WORK TASK - Your task is to print the listing exactly as it stands.
....
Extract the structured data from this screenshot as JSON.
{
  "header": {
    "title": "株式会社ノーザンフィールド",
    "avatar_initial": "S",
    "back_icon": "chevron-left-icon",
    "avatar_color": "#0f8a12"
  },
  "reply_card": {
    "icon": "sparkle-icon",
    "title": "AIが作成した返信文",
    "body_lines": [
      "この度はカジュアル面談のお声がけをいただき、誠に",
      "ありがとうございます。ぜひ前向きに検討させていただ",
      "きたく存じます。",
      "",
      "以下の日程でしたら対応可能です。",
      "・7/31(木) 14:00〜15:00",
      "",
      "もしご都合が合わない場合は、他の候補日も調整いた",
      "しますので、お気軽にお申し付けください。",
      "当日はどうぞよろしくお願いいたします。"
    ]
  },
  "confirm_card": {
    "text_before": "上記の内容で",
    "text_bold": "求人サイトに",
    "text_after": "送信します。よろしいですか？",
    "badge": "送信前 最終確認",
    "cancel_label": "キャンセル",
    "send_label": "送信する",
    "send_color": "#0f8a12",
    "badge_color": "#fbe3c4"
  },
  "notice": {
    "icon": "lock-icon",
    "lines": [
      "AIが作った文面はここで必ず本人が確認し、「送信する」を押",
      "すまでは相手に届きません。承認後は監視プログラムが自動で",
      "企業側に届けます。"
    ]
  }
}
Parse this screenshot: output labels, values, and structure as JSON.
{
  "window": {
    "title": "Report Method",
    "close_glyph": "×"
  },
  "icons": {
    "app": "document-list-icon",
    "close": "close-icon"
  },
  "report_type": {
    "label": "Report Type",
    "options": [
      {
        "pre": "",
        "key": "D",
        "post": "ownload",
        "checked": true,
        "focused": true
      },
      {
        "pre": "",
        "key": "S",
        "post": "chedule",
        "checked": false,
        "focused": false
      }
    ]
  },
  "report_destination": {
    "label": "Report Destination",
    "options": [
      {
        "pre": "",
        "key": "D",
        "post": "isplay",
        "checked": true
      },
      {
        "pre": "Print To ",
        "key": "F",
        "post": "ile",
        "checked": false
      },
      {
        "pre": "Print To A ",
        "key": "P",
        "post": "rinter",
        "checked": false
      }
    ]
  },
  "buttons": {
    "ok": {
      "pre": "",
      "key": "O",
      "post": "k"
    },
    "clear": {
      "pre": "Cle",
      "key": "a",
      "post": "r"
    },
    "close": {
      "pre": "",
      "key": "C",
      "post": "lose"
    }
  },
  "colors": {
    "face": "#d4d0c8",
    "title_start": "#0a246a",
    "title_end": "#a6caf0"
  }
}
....
EXPECTED ANSWER -
Extract the structured data from this screenshot as JSON.
{
  "header": {
    "title": "株式会社ノーザンフィールド",
    "avatar_initial": "S",
    "back_icon": "chevron-left-icon",
    "avatar_color": "#0f8a12"
  },
  "reply_card": {
    "icon": "sparkle-icon",
    "title": "AIが作成した返信文",
    "body_lines": [
      "この度はカジュアル面談のお声がけをいただき、誠に",
      "ありがとうございます。ぜひ前向きに検討させていただ",
      "きたく存じます。",
      "",
      "以下の日程でしたら対応可能です。",
      "・7/31(木) 14:00〜15:00",
      "",
      "もしご都合が合わない場合は、他の候補日も調整いた",
      "しますので、お気軽にお申し付けください。",
      "当日はどうぞよろしくお願いいたします。"
    ]
  },
  "confirm_card": {
    "text_before": "上記の内容で",
    "text_bold": "求人サイトに",
    "text_after": "送信します。よろしいですか？",
    "badge": "送信前 最終確認",
    "cancel_label": "キャンセル",
    "send_label": "送信する",
    "send_color": "#0f8a12",
    "badge_color": "#fbe3c4"
  },
  "notice": {
    "icon": "lock-icon",
    "lines": [
      "AIが作った文面はここで必ず本人が確認し、「送信する」を押",
      "すまでは相手に届きません。承認後は監視プログラムが自動で",
      "企業側に届けます。"
    ]
  }
}
Parse this screenshot: output labels, values, and structure as JSON.
{
  "window": {
    "title": "Report Method",
    "close_glyph": "×"
  },
  "icons": {
    "app": "document-list-icon",
    "close": "close-icon"
  },
  "report_type": {
    "label": "Report Type",
    "options": [
      {
        "pre": "",
        "key": "D",
        "post": "ownload",
        "checked": true,
        "focused": true
      },
      {
        "pre": "",
        "key": "S",
        "post": "chedule",
        "checked": false,
        "focused": false
      }
    ]
  },
  "report_destination": {
    "label": "Report Destination",
    "options": [
      {
        "pre": "",
        "key": "D",
        "post": "isplay",
        "checked": true
      },
      {
        "pre": "Print To ",
        "key": "F",
        "post": "ile",
        "checked": false
      },
      {
        "pre": "Print To A ",
        "key": "P",
        "post": "rinter",
        "checked": false
      }
    ]
  },
  "buttons": {
    "ok": {
      "pre": "",
      "key": "O",
      "post": "k"
    },
    "clear": {
      "pre": "Cle",
      "key": "a",
      "post": "r"
    },
    "close": {
      "pre": "",
      "key": "C",
      "post": "lose"
    }
  },
  "colors": {
    "face": "#d4d0c8",
    "title_start": "#0a246a",
    "title_end": "#a6caf0"
  }
}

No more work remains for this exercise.